Could each record be written out again exactly as it stands?

**Entries shown**
---+---
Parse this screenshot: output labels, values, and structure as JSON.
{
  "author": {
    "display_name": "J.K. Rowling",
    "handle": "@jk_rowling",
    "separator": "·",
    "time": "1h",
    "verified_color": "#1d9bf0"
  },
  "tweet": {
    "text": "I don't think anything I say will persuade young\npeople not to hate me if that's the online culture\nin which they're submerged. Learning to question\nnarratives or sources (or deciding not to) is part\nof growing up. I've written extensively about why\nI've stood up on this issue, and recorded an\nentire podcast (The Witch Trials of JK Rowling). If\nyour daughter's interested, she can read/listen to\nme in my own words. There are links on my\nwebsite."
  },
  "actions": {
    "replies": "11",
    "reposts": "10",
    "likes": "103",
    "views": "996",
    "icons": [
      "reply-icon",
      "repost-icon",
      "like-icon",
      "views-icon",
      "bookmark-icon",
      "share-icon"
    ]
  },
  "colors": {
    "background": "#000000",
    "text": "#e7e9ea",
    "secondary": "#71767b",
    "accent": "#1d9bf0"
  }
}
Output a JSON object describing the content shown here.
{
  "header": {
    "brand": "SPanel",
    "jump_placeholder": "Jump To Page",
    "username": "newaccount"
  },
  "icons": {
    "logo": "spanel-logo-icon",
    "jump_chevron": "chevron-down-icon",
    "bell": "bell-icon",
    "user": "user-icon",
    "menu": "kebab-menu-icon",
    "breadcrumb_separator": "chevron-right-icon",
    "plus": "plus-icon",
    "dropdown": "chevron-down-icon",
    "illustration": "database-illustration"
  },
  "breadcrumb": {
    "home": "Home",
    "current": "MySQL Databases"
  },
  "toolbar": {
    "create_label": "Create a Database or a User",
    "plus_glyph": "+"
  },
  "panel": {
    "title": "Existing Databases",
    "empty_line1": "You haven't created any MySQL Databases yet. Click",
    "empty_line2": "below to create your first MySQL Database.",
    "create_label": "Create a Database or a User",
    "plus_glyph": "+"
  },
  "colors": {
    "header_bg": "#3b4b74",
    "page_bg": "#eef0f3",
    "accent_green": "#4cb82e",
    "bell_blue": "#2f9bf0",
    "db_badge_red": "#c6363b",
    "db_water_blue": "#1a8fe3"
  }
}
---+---
**The answer**
Parse this screenshot: output labels, values, and structure as JSON.
{
  "author": {
    "display_name": "J.K. Rowling",
    "handle": "@jk_rowling",
    "separator": "·",
    "time": "1h",
    "verified_color": "#1d9bf0"
  },
  "tweet": {
    "text": "I don't think anything I say will persuade young\npeople not to hate me if that's the online culture\nin which they're submerged. Learning to question\nnarratives or sources (or deciding not to) is part\nof growing up. I've written extensively about why\nI've stood up on this issue, and recorded an\nentire podcast (The Witch Trials of JK Rowling). If\nyour daughter's interested, she can read/listen to\nme in my own words. There are links on my\nwebsite."
  },
  "actions": {
    "replies": "11",
    "reposts": "10",
    "likes": "103",
    "views": "996",
    "icons": [
      "reply-icon",
      "repost-icon",
      "like-icon",
      "views-icon",
      "bookmark-icon",
      "share-icon"
    ]
  },
  "colors": {
    "background": "#000000",
    "text": "#e7e9ea",
    "secondary": "#71767b",
    "accent": "#1d9bf0"
  }
}
Output a JSON object describing the content shown here.
{
  "header": {
    "brand": "SPanel",
    "jump_placeholder": "Jump To Page",
    "username": "newaccount"
  },
  "icons": {
    "logo": "spanel-logo-icon",
    "jump_chevron": "chevron-down-icon",
    "bell": "bell-icon",
    "user": "user-icon",
    "menu": "kebab-menu-icon",
    "breadcrumb_separator": "chevron-right-icon",
    "plus": "plus-icon",
    "dropdown": "chevron-down-icon",
    "illustration": "database-illustration"
  },
  "breadcrumb": {
    "home": "Home",
    "current": "MySQL Databases"
  },
  "toolbar": {
    "create_label": "Create a Database or a User",
    "plus_glyph": "+"
  },
  "panel": {
    "title": "Existing Databases",
    "empty_line1": "You haven't created any MySQL Databases yet. Click",
    "empty_line2": "below to create your first MySQL Database.",
    "create_label": "Create a Database or a User",
    "plus_glyph": "+"
  },
  "colors": {
    "header_bg": "#3b4b74",
    "page_bg": "#eef0f3",
    "accent_green": "#4cb82e",
    "bell_blue": "#2f9bf0",
    "db_badge_red": "#c6363b",
    "db_water_blue": "#1a8fe3"
  }
}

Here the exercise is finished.